(Collected data)
"""

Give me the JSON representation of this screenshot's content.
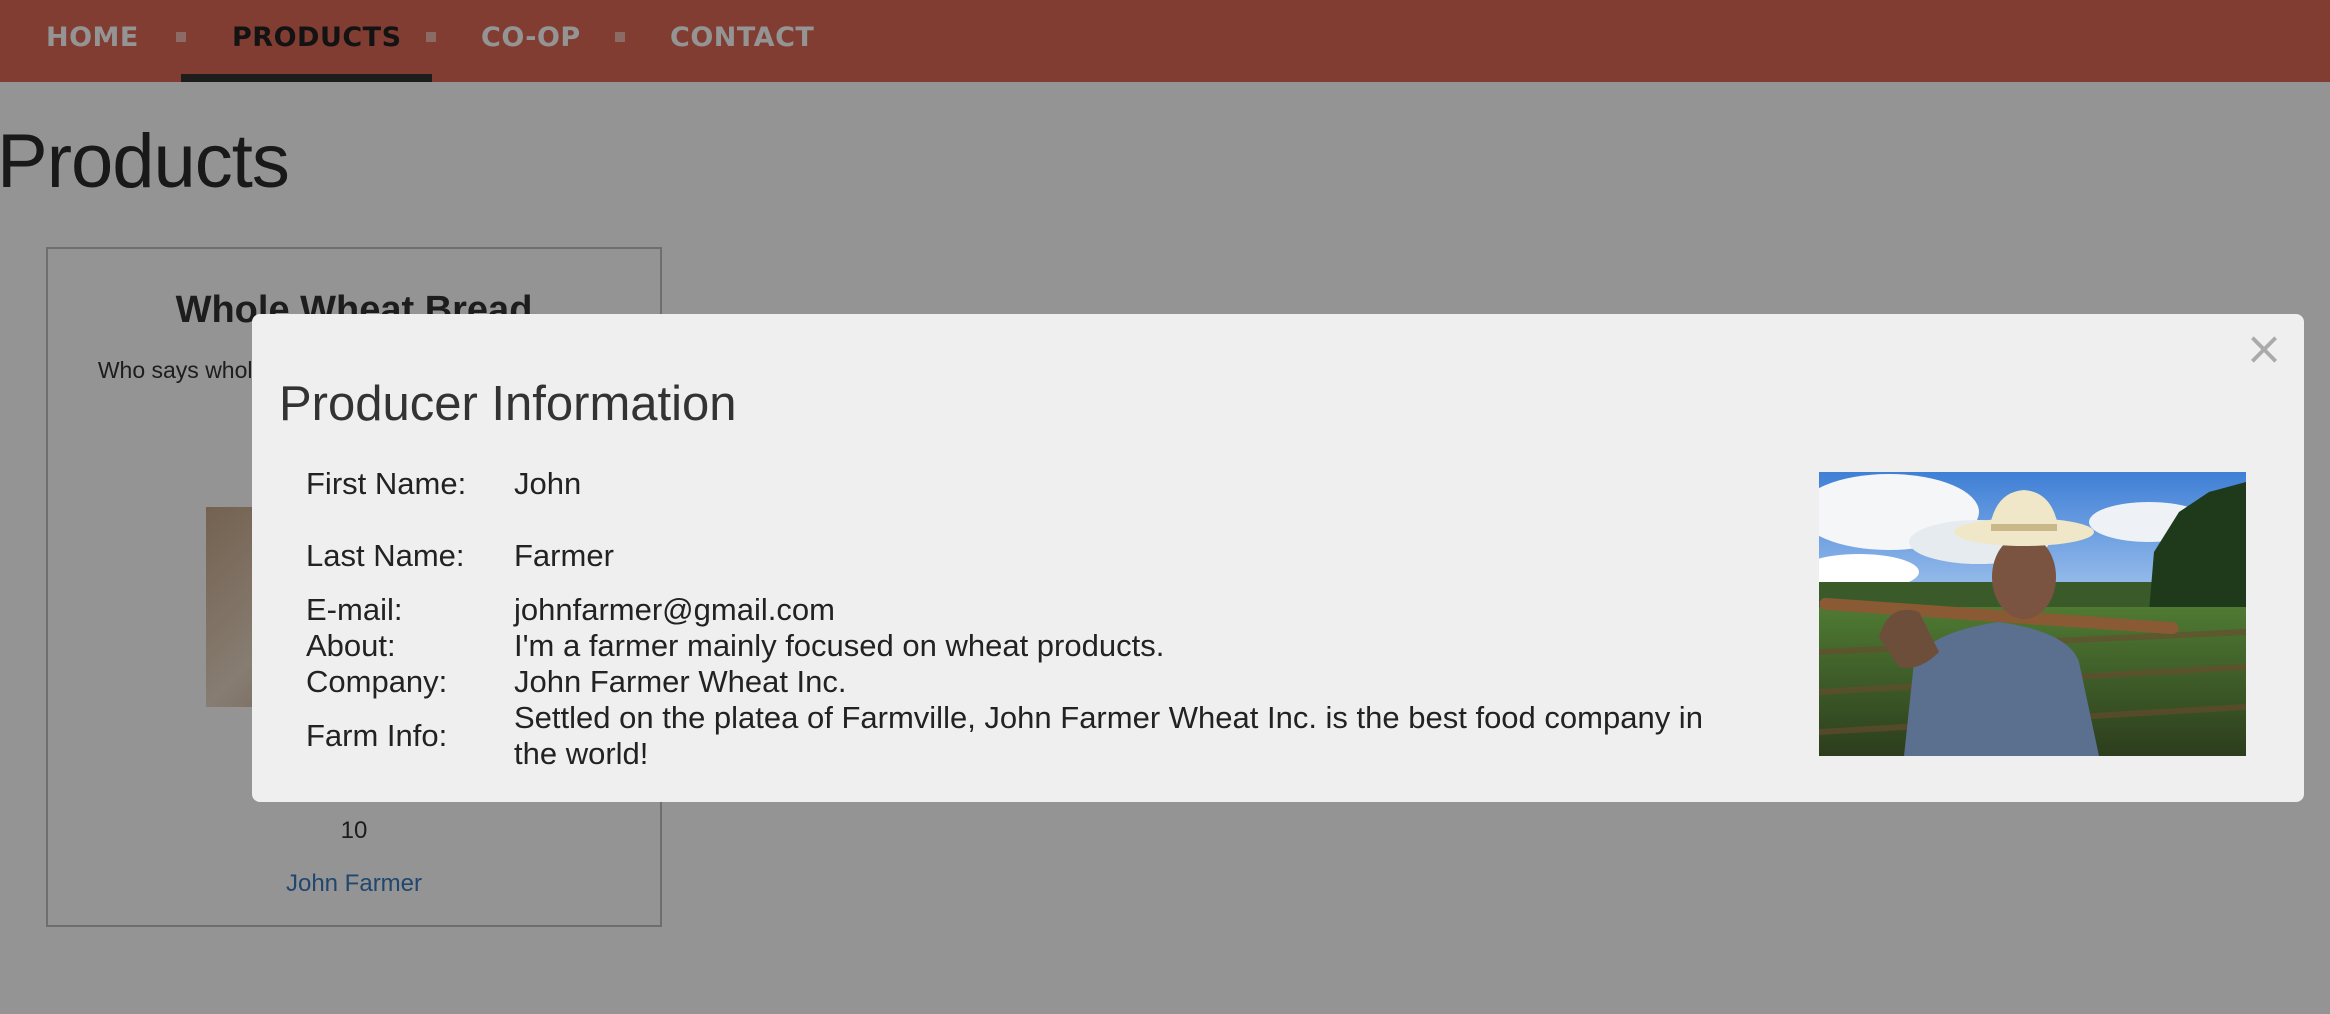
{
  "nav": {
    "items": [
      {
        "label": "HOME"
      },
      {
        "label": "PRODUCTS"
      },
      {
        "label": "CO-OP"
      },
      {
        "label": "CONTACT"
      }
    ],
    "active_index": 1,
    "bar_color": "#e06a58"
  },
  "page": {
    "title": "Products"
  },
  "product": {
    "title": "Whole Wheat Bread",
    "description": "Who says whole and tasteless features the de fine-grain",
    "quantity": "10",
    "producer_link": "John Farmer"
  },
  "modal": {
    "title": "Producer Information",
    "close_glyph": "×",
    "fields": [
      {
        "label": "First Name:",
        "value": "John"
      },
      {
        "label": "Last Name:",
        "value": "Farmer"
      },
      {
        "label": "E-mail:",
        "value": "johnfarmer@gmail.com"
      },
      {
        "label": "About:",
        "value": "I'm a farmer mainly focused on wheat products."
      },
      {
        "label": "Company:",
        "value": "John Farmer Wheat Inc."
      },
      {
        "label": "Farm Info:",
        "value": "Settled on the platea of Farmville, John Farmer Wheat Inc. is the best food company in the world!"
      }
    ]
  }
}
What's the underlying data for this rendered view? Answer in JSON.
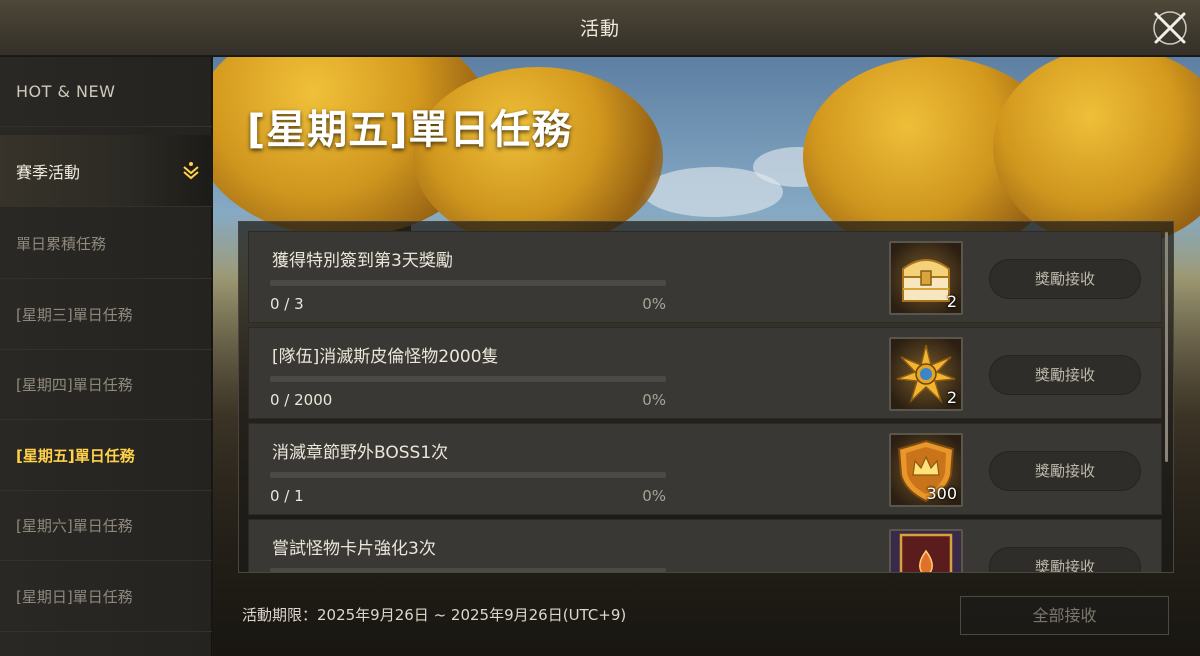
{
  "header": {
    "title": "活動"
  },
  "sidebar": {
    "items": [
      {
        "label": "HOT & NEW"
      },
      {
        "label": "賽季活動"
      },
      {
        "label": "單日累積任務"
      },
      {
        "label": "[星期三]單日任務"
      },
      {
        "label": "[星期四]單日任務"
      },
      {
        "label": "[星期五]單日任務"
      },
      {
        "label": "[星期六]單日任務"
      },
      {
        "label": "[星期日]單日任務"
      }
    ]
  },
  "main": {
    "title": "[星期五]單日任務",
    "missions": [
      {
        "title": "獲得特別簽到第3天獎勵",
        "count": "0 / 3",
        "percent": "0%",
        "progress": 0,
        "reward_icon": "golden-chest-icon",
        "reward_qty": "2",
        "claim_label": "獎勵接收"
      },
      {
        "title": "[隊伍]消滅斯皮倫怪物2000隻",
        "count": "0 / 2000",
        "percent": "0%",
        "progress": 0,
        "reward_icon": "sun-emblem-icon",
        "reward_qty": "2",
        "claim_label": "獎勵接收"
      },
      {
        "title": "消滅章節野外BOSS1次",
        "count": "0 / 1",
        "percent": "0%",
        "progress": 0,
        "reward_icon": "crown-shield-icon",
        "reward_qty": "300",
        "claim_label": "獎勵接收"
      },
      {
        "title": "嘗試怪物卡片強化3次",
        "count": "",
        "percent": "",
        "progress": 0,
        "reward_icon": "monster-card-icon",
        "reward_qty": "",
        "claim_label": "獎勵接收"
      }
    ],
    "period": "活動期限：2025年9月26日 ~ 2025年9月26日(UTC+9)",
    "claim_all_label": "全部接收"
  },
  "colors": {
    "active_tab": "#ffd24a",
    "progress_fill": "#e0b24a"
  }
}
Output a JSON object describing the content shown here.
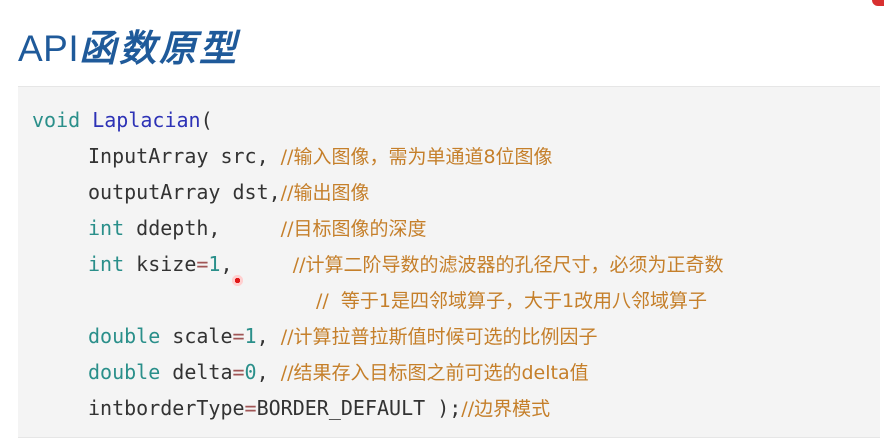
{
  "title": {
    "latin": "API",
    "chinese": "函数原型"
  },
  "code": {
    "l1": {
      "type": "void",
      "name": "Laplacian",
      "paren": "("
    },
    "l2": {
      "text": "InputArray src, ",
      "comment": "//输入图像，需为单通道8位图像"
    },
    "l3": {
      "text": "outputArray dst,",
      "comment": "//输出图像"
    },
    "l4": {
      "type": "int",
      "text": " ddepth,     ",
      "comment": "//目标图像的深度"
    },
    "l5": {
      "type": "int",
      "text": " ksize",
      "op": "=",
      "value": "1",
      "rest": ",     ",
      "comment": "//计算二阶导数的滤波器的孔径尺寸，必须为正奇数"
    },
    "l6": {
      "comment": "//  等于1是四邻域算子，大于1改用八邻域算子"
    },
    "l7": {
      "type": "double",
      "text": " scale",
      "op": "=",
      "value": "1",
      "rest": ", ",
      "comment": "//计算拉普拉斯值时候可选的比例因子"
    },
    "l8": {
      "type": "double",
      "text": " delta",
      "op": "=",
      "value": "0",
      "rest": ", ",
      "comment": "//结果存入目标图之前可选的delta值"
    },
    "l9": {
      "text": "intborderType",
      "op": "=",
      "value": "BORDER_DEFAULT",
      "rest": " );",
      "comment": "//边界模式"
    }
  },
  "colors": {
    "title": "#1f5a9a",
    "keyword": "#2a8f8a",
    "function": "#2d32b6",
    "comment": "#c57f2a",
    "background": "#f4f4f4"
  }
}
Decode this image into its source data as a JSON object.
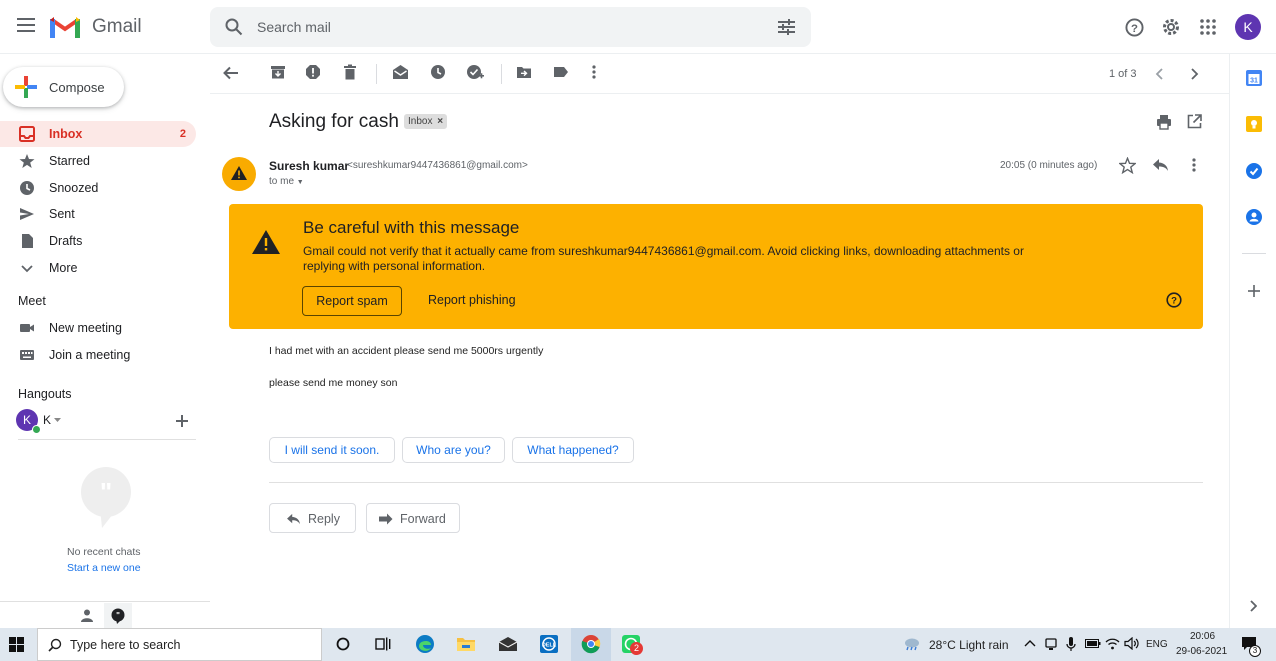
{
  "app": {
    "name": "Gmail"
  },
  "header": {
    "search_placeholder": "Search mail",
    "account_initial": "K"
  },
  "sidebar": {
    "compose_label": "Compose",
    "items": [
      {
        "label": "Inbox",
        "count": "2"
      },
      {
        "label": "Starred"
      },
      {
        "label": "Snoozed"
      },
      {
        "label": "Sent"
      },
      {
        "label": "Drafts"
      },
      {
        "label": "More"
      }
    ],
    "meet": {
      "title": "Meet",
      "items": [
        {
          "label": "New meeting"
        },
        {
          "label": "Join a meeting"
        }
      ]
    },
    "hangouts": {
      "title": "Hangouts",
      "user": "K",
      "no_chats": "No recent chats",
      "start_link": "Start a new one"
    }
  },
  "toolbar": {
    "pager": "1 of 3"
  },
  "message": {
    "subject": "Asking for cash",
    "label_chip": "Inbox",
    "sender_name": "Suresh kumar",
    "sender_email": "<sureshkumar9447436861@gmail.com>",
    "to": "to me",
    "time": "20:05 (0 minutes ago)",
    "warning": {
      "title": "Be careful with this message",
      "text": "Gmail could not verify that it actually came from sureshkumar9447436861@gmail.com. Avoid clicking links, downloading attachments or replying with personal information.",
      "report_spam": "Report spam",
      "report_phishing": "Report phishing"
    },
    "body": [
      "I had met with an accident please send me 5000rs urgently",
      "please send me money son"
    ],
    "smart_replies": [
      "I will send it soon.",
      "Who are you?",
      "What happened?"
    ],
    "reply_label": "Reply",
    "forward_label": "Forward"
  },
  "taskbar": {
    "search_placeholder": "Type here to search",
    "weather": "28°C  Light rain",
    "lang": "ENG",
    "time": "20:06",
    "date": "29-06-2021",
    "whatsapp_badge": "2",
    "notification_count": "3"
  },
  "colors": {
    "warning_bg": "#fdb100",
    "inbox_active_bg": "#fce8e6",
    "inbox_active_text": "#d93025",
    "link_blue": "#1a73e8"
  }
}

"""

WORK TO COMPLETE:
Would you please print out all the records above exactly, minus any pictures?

COMPLETED EXERCISE:
Give me the JSON representation of this screenshot's content.
{
  "nav": {
    "items": [
      {
        "label": "HOME"
      },
      {
        "label": "PRODUCTS"
      },
      {
        "label": "CO-OP"
      },
      {
        "label": "CONTACT"
      }
    ],
    "active_index": 1,
    "bar_color": "#e06a58"
  },
  "page": {
    "title": "Products"
  },
  "product": {
    "title": "Whole Wheat Bread",
    "description": "Who says whole and tasteless features the de fine-grain",
    "quantity": "10",
    "producer_link": "John Farmer"
  },
  "modal": {
    "title": "Producer Information",
    "close_glyph": "×",
    "fields": [
      {
        "label": "First Name:",
        "value": "John"
      },
      {
        "label": "Last Name:",
        "value": "Farmer"
      },
      {
        "label": "E-mail:",
        "value": "johnfarmer@gmail.com"
      },
      {
        "label": "About:",
        "value": "I'm a farmer mainly focused on wheat products."
      },
      {
        "label": "Company:",
        "value": "John Farmer Wheat Inc."
      },
      {
        "label": "Farm Info:",
        "value": "Settled on the platea of Farmville, John Farmer Wheat Inc. is the best food company in the world!"
      }
    ]
  }
}
What's the underlying data for this rendered view? Answer in JSON.
{
  "header": {
    "title": "活動"
  },
  "sidebar": {
    "items": [
      {
        "label": "HOT & NEW"
      },
      {
        "label": "賽季活動"
      },
      {
        "label": "單日累積任務"
      },
      {
        "label": "[星期三]單日任務"
      },
      {
        "label": "[星期四]單日任務"
      },
      {
        "label": "[星期五]單日任務"
      },
      {
        "label": "[星期六]單日任務"
      },
      {
        "label": "[星期日]單日任務"
      }
    ]
  },
  "main": {
    "title": "[星期五]單日任務",
    "missions": [
      {
        "title": "獲得特別簽到第3天獎勵",
        "count": "0 / 3",
        "percent": "0%",
        "progress": 0,
        "reward_icon": "golden-chest-icon",
        "reward_qty": "2",
        "claim_label": "獎勵接收"
      },
      {
        "title": "[隊伍]消滅斯皮倫怪物2000隻",
        "count": "0 / 2000",
        "percent": "0%",
        "progress": 0,
        "reward_icon": "sun-emblem-icon",
        "reward_qty": "2",
        "claim_label": "獎勵接收"
      },
      {
        "title": "消滅章節野外BOSS1次",
        "count": "0 / 1",
        "percent": "0%",
        "progress": 0,
        "reward_icon": "crown-shield-icon",
        "reward_qty": "300",
        "claim_label": "獎勵接收"
      },
      {
        "title": "嘗試怪物卡片強化3次",
        "count": "",
        "percent": "",
        "progress": 0,
        "reward_icon": "monster-card-icon",
        "reward_qty": "",
        "claim_label": "獎勵接收"
      }
    ],
    "period": "活動期限：2025年9月26日 ~ 2025年9月26日(UTC+9)",
    "claim_all_label": "全部接收"
  },
  "colors": {
    "active_tab": "#ffd24a",
    "progress_fill": "#e0b24a"
  }
}
Output a JSON object describing the content shown here.
{
  "title": {
    "latin": "API",
    "chinese": "函数原型"
  },
  "code": {
    "l1": {
      "type": "void",
      "name": "Laplacian",
      "paren": "("
    },
    "l2": {
      "text": "InputArray src, ",
      "comment": "//输入图像，需为单通道8位图像"
    },
    "l3": {
      "text": "outputArray dst,",
      "comment": "//输出图像"
    },
    "l4": {
      "type": "int",
      "text": " ddepth,     ",
      "comment": "//目标图像的深度"
    },
    "l5": {
      "type": "int",
      "text": " ksize",
      "op": "=",
      "value": "1",
      "rest": ",     ",
      "comment": "//计算二阶导数的滤波器的孔径尺寸，必须为正奇数"
    },
    "l6": {
      "comment": "//  等于1是四邻域算子，大于1改用八邻域算子"
    },
    "l7": {
      "type": "double",
      "text": " scale",
      "op": "=",
      "value": "1",
      "rest": ", ",
      "comment": "//计算拉普拉斯值时候可选的比例因子"
    },
    "l8": {
      "type": "double",
      "text": " delta",
      "op": "=",
      "value": "0",
      "rest": ", ",
      "comment": "//结果存入目标图之前可选的delta值"
    },
    "l9": {
      "text": "intborderType",
      "op": "=",
      "value": "BORDER_DEFAULT",
      "rest": " );",
      "comment": "//边界模式"
    }
  },
  "colors": {
    "title": "#1f5a9a",
    "keyword": "#2a8f8a",
    "function": "#2d32b6",
    "comment": "#c57f2a",
    "background": "#f4f4f4"
  }
}
Decode this image into its source data as a JSON object.
{
  "app": {
    "name": "Gmail"
  },
  "header": {
    "search_placeholder": "Search mail",
    "account_initial": "K"
  },
  "sidebar": {
    "compose_label": "Compose",
    "items": [
      {
        "label": "Inbox",
        "count": "2"
      },
      {
        "label": "Starred"
      },
      {
        "label": "Snoozed"
      },
      {
        "label": "Sent"
      },
      {
        "label": "Drafts"
      },
      {
        "label": "More"
      }
    ],
    "meet": {
      "title": "Meet",
      "items": [
        {
          "label": "New meeting"
        },
        {
          "label": "Join a meeting"
        }
      ]
    },
    "hangouts": {
      "title": "Hangouts",
      "user": "K",
      "no_chats": "No recent chats",
      "start_link": "Start a new one"
    }
  },
  "toolbar": {
    "pager": "1 of 3"
  },
  "message": {
    "subject": "Asking for cash",
    "label_chip": "Inbox",
    "sender_name": "Suresh kumar",
    "sender_email": "<sureshkumar9447436861@gmail.com>",
    "to": "to me",
    "time": "20:05 (0 minutes ago)",
    "warning": {
      "title": "Be careful with this message",
      "text": "Gmail could not verify that it actually came from sureshkumar9447436861@gmail.com. Avoid clicking links, downloading attachments or replying with personal information.",
      "report_spam": "Report spam",
      "report_phishing": "Report phishing"
    },
    "body": [
      "I had met with an accident please send me 5000rs urgently",
      "please send me money son"
    ],
    "smart_replies": [
      "I will send it soon.",
      "Who are you?",
      "What happened?"
    ],
    "reply_label": "Reply",
    "forward_label": "Forward"
  },
  "taskbar": {
    "search_placeholder": "Type here to search",
    "weather": "28°C  Light rain",
    "lang": "ENG",
    "time": "20:06",
    "date": "29-06-2021",
    "whatsapp_badge": "2",
    "notification_count": "3"
  },
  "colors": {
    "warning_bg": "#fdb100",
    "inbox_active_bg": "#fce8e6",
    "inbox_active_text": "#d93025",
    "link_blue": "#1a73e8"
  }
}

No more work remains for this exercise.